Compared to the placebo condition (no THC), smoking a 10 mg dose was associated with statistically significant differences in 6 subjective and 1 cognitive measures, while a 25-mg dose was associated with differences for 12 subjective and 2 cognitive measures. Vaping a 10 mg dose of THC was associated with significant differences in 9 subjective and 5 cognitive measures; at the 25 mg dose, the number of subjective measures that significantly varied from the placebo condition increased to 13 and the number of cognitive measures was 4.  At the 10 mg dose, vaping had a greater effect than smoking for 4 of the subjective and 1 of the cognitive measures; at 25 mg, vaping had a greater effect than smoking for 2 subjective and 2 cognitive measures.  Compared to the placebo, heart rate increased significantly for both the 10 and 25 mg doses within 10 minutes of ingestion and returned to normal within 0 to 4 hours, regardless of the form of administration. There were no statistically significant differences in diastolic or systolic blood pressure readings. The levels of THC in the blood increased with the THC dose but at both doses were consistently higher when the cannabis was vaped rather than smoked.

Is there anything else I should know?

As described in the invited commentary by Solowji, vaping reduces some of the negative side effects of smoking cannabis (e.g., exposure to carbon monoxide and carcinogens); as a result, some may think it is a “safer” means of ingesting cannabis.  This study showed that, even at the same THC dose, vaping is associated with higher THC blood concentrations and thus stronger subjective and cognitive effects.  Healthcare providers, public health workers, and the public need to understand the risks and benefits of vaping cannabis.

Author Details

The latest scientific evidence on this topic was reviewed by the Centre's leadership team. This research summary is written by Corinne Hodgson, DHealth, assessed for accuracy by Co-Director Dr. James MacKillop, PhD, an expert in addictions and mental health research.
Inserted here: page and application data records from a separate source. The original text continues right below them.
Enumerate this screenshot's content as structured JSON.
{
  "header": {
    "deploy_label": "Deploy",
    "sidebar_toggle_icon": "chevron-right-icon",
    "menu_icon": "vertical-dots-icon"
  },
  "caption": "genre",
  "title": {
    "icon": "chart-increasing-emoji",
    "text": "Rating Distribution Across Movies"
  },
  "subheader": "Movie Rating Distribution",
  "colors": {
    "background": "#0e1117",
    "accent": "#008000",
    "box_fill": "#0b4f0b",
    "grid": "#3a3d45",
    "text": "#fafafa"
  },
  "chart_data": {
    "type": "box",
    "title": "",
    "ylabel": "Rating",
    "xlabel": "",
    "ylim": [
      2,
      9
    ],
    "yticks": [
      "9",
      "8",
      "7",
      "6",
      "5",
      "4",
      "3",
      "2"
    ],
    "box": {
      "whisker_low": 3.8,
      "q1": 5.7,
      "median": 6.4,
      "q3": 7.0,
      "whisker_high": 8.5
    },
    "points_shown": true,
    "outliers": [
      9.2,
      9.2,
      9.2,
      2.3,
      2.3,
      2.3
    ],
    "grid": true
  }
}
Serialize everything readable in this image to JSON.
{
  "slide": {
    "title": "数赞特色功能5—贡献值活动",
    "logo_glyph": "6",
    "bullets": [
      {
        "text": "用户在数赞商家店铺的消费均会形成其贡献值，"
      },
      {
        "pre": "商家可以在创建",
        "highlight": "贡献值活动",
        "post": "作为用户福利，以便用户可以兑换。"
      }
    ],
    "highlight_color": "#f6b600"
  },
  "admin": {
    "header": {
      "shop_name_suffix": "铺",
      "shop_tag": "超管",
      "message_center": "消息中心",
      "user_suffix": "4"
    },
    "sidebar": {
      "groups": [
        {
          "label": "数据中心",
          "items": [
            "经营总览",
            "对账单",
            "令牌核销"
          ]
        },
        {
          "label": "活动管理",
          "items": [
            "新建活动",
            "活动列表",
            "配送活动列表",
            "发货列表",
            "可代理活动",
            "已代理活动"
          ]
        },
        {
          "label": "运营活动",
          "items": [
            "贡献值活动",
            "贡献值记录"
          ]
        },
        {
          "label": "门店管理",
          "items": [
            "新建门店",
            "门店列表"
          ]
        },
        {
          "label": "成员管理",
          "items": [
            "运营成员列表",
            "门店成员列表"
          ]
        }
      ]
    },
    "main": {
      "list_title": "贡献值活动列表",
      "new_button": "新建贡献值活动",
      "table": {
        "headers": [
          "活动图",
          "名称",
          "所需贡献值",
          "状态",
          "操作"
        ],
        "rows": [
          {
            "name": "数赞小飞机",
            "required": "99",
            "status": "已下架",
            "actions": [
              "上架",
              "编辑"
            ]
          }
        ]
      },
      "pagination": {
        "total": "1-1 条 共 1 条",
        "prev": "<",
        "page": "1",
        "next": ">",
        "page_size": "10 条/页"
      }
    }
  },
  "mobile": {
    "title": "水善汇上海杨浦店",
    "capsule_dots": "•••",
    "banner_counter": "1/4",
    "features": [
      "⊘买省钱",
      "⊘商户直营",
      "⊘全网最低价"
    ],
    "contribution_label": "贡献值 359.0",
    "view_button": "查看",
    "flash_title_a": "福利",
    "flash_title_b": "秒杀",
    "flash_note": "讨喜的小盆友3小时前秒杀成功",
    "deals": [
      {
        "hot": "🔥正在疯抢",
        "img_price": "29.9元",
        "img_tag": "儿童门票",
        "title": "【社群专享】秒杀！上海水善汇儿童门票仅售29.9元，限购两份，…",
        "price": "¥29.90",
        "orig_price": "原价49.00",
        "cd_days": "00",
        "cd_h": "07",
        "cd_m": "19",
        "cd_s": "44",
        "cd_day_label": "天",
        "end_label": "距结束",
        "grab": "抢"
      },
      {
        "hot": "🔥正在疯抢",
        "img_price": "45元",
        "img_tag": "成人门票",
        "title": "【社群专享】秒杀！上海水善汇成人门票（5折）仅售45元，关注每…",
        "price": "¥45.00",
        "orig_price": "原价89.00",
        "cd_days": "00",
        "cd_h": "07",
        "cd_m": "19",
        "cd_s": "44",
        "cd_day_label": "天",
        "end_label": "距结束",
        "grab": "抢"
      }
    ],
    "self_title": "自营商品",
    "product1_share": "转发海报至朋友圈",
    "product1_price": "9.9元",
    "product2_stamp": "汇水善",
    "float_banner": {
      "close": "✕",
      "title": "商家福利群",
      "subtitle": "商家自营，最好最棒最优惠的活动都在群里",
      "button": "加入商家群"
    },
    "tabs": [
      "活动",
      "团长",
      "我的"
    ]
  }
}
There are no conflicts of interest. Questions regarding this piece should be directed to Dr. James MacKillop (jmackill@mcmaster.ca).